## Materials provided
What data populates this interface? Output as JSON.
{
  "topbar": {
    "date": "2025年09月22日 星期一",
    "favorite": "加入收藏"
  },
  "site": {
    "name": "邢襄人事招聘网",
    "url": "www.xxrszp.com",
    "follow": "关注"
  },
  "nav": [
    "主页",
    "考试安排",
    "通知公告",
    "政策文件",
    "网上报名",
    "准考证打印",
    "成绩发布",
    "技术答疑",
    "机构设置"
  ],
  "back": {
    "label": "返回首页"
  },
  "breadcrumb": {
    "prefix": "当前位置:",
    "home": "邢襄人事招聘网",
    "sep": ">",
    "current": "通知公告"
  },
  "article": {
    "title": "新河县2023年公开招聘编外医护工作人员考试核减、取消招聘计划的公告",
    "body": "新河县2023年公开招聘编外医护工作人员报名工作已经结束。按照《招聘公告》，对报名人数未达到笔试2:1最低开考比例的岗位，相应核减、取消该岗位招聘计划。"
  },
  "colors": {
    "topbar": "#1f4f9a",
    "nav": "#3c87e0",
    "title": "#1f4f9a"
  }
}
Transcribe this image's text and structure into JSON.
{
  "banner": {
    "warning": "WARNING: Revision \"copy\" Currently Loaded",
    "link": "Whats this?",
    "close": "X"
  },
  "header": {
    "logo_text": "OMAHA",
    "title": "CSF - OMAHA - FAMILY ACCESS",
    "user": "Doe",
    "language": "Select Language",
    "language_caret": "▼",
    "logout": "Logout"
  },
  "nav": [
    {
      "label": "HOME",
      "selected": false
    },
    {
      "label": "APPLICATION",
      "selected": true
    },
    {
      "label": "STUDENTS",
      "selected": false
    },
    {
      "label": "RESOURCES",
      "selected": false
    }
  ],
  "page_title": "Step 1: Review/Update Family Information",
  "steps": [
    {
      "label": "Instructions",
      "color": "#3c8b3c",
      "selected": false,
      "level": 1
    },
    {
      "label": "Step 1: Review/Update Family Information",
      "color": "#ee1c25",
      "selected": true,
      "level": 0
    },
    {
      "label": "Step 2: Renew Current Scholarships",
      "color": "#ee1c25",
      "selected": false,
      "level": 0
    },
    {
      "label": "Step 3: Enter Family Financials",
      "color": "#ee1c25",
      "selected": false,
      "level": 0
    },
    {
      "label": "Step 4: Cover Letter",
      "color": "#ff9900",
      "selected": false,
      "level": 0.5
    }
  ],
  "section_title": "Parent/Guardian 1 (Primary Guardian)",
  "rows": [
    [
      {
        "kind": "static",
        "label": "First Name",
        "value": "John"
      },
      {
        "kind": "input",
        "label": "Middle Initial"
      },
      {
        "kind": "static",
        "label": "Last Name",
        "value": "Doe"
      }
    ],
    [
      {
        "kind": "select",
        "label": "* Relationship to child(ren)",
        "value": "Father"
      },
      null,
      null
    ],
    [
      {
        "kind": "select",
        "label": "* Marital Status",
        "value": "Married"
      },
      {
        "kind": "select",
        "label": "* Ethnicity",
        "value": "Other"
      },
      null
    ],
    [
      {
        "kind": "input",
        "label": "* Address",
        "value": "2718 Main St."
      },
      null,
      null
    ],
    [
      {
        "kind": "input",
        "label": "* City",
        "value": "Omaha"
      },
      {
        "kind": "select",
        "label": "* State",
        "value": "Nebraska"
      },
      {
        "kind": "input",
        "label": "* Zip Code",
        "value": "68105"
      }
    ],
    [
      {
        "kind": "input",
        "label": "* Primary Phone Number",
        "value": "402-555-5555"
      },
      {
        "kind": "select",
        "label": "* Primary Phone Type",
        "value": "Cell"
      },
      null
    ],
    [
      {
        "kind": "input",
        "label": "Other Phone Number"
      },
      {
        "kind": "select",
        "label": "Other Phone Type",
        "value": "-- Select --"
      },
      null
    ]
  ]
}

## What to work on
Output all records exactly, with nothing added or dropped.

## Your solution
What data populates this interface? Output as JSON.
{
  "topbar": {
    "date": "2025年09月22日 星期一",
    "favorite": "加入收藏"
  },
  "site": {
    "name": "邢襄人事招聘网",
    "url": "www.xxrszp.com",
    "follow": "关注"
  },
  "nav": [
    "主页",
    "考试安排",
    "通知公告",
    "政策文件",
    "网上报名",
    "准考证打印",
    "成绩发布",
    "技术答疑",
    "机构设置"
  ],
  "back": {
    "label": "返回首页"
  },
  "breadcrumb": {
    "prefix": "当前位置:",
    "home": "邢襄人事招聘网",
    "sep": ">",
    "current": "通知公告"
  },
  "article": {
    "title": "新河县2023年公开招聘编外医护工作人员考试核减、取消招聘计划的公告",
    "body": "新河县2023年公开招聘编外医护工作人员报名工作已经结束。按照《招聘公告》，对报名人数未达到笔试2:1最低开考比例的岗位，相应核减、取消该岗位招聘计划。"
  },
  "colors": {
    "topbar": "#1f4f9a",
    "nav": "#3c87e0",
    "title": "#1f4f9a"
  }
}
Transcribe this image's text and structure into JSON.
{
  "banner": {
    "warning": "WARNING: Revision \"copy\" Currently Loaded",
    "link": "Whats this?",
    "close": "X"
  },
  "header": {
    "logo_text": "OMAHA",
    "title": "CSF - OMAHA - FAMILY ACCESS",
    "user": "Doe",
    "language": "Select Language",
    "language_caret": "▼",
    "logout": "Logout"
  },
  "nav": [
    {
      "label": "HOME",
      "selected": false
    },
    {
      "label": "APPLICATION",
      "selected": true
    },
    {
      "label": "STUDENTS",
      "selected": false
    },
    {
      "label": "RESOURCES",
      "selected": false
    }
  ],
  "page_title": "Step 1: Review/Update Family Information",
  "steps": [
    {
      "label": "Instructions",
      "color": "#3c8b3c",
      "selected": false,
      "level": 1
    },
    {
      "label": "Step 1: Review/Update Family Information",
      "color": "#ee1c25",
      "selected": true,
      "level": 0
    },
    {
      "label": "Step 2: Renew Current Scholarships",
      "color": "#ee1c25",
      "selected": false,
      "level": 0
    },
    {
      "label": "Step 3: Enter Family Financials",
      "color": "#ee1c25",
      "selected": false,
      "level": 0
    },
    {
      "label": "Step 4: Cover Letter",
      "color": "#ff9900",
      "selected": false,
      "level": 0.5
    }
  ],
  "section_title": "Parent/Guardian 1 (Primary Guardian)",
  "rows": [
    [
      {
        "kind": "static",
        "label": "First Name",
        "value": "John"
      },
      {
        "kind": "input",
        "label": "Middle Initial"
      },
      {
        "kind": "static",
        "label": "Last Name",
        "value": "Doe"
      }
    ],
    [
      {
        "kind": "select",
        "label": "* Relationship to child(ren)",
        "value": "Father"
      },
      null,
      null
    ],
    [
      {
        "kind": "select",
        "label": "* Marital Status",
        "value": "Married"
      },
      {
        "kind": "select",
        "label": "* Ethnicity",
        "value": "Other"
      },
      null
    ],
    [
      {
        "kind": "input",
        "label": "* Address",
        "value": "2718 Main St."
      },
      null,
      null
    ],
    [
      {
        "kind": "input",
        "label": "* City",
        "value": "Omaha"
      },
      {
        "kind": "select",
        "label": "* State",
        "value": "Nebraska"
      },
      {
        "kind": "input",
        "label": "* Zip Code",
        "value": "68105"
      }
    ],
    [
      {
        "kind": "input",
        "label": "* Primary Phone Number",
        "value": "402-555-5555"
      },
      {
        "kind": "select",
        "label": "* Primary Phone Type",
        "value": "Cell"
      },
      null
    ],
    [
      {
        "kind": "input",
        "label": "Other Phone Number"
      },
      {
        "kind": "select",
        "label": "Other Phone Type",
        "value": "-- Select --"
      },
      null
    ]
  ]
}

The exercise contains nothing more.